Is it the Cards or the Player?
SPOILER ALERT It is most definitely the player!
I have written before on the idea of renting cards and some of the perils of getting cards ahead of your experience. I want to highlight a Silver 3 battle that makes this point quite effectively. The battle can be replayed here: https://splinterlands.io?p=battle&id=0ddb4494a0f200029e360c4ff83d9322ac6e526f&ref=mrosen95
Here we have the set-up. Battle rules are "Keep Your Distance" and 19 Mana Cap with Earth Splinter inactive. I'm trying to complete a daily quest on the Life Splinter and my opponent goes for a Dragon inspired Fire Splinter opting for the new Air Dropped Dragon Summoner Drake of Arnak which provides +1 Shield.
He is playing 3 legendary Monsters in the form of an Elemental Phoenix: 2 magic, 5 speed, and 8 health with Flying. Backed up by Zalran Efreet: 2 magic, 2 speed, and 3 life with Life Leech. Lastly a Lord of Fire with 1 ranged, 2 speed, 4 health and Strengthen.
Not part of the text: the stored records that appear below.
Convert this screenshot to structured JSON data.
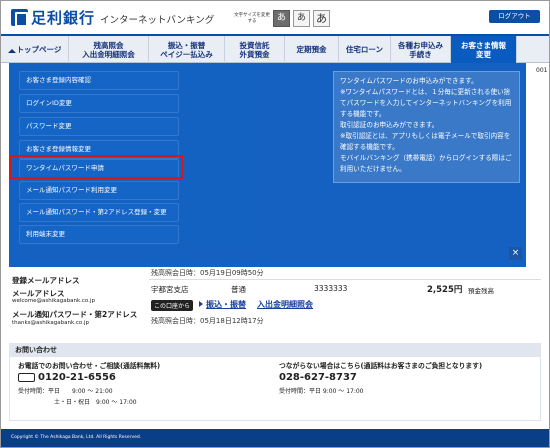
{
  "header": {
    "bank_name": "足利銀行",
    "service_name": "インターネットバンキング",
    "font_size_label": "文字サイズを変更する",
    "font_sizes": [
      "あ",
      "あ"
    ],
    "font_size_active": "あ",
    "logout_label": "ログアウト"
  },
  "nav": {
    "items": [
      {
        "label": "トップページ"
      },
      {
        "label": "残高照会\n入出金明細照会"
      },
      {
        "label": "振込・振替\nペイジー払込み"
      },
      {
        "label": "投資信託\n外貨預金"
      },
      {
        "label": "定期預金"
      },
      {
        "label": "住宅ローン"
      },
      {
        "label": "各種お申込み\n手続き"
      },
      {
        "label": "お客さま情報\n変更"
      }
    ]
  },
  "dropdown": {
    "items": [
      "お客さま登録内容確認",
      "ログインID変更",
      "パスワード変更",
      "お客さま登録情報変更",
      "ワンタイムパスワード申請",
      "メール通知パスワード利用変更",
      "メール通知パスワード・第2アドレス登録・変更",
      "利用端末変更"
    ],
    "highlighted_index": 4,
    "description": "ワンタイムパスワードのお申込みができます。\n※ワンタイムパスワードとは、１分毎に更新される使い捨てパスワードを入力してインターネットバンキングを利用する機能です。\n取引認証のお申込みができます。\n※取引認証とは、アプリもしくは電子メールで取引内容を確認する機能です。\nモバイルバンキング（携帯電話）からログインする際はご利用いただけません。",
    "close_label": "×"
  },
  "account": {
    "partial_text": "001",
    "balance_date_1": "残高照会日時：05月19日09時50分",
    "branch": "宇都宮支店",
    "type": "普通",
    "number": "3333333",
    "balance": "2,525円",
    "balance_label": "預金残高",
    "from_account_badge": "この口座から",
    "links": [
      "振込・振替",
      "入出金明細照会"
    ],
    "balance_date_2": "残高照会日時：05月18日12時17分"
  },
  "registered": {
    "email_title": "登録メールアドレス",
    "mail_address_label": "メールアドレス",
    "mail_address": "welcome@ashikagabank.co.jp",
    "notify_label": "メール通知パスワード・第2アドレス",
    "notify_address": "thanks@ashikagabank.co.jp"
  },
  "contact": {
    "title": "お問い合わせ",
    "phone_heading": "お電話でのお問い合わせ・ご相談(通話料無料)",
    "phone_number": "0120-21-6556",
    "hours_weekday": "受付時間：平日　　9:00 ～ 21:00",
    "hours_weekend": "土・日・祝日　9:00 ～ 17:00",
    "alt_heading": "つながらない場合はこちら(通話料はお客さまのご負担となります)",
    "alt_number": "028-627-8737",
    "alt_hours": "受付時間：平日 9:00 ～ 17:00"
  },
  "footer": {
    "copyright": "Copyright © The Ashikaga Bank, Ltd. All Rights Reserved."
  },
  "colors": {
    "brand_blue": "#0a4ea5",
    "menu_blue": "#0a5bbf",
    "highlight_red": "#d31919"
  }
}
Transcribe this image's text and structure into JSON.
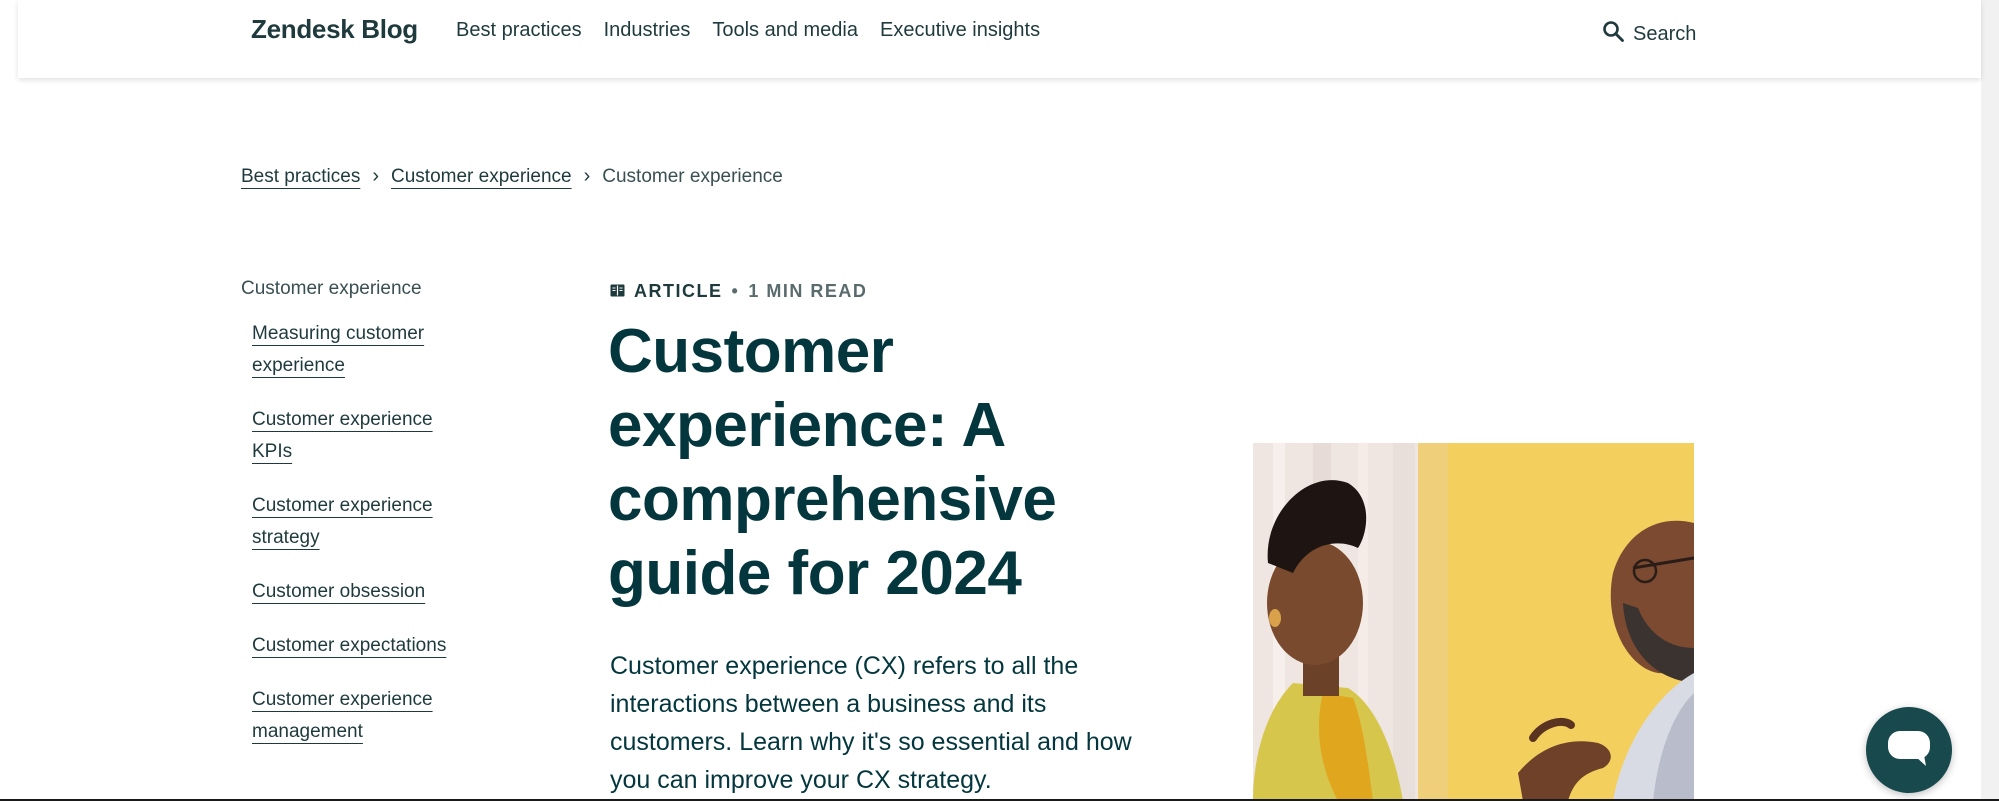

For my side, I've got the Prismatic Energy, Divine Healer, Air Elemental, and Furious Chicken. A side note here, the Air Elemental is one of the most underrated cards with his speed and Dodge ability. At any rate, it seems from the set-up that the Dragon team will have it.
Fast forward, the Prismatic Reflect power has been doing double duty damage and the Phoenix is wiped out. Until now the Efreet has been gaining a life and losing a life and the Healer has rendered the Prismatic virtually unscathed.
To My point....
Playing a handful of:
- expensive, or
- rare, or
- powerful cards
does not make a Splinterlands player. Hats off to all the elite players who have put in the time to master the subtleties of the battle effects, manage the mana cap, and truly understand the synchronicity of the Monster selection.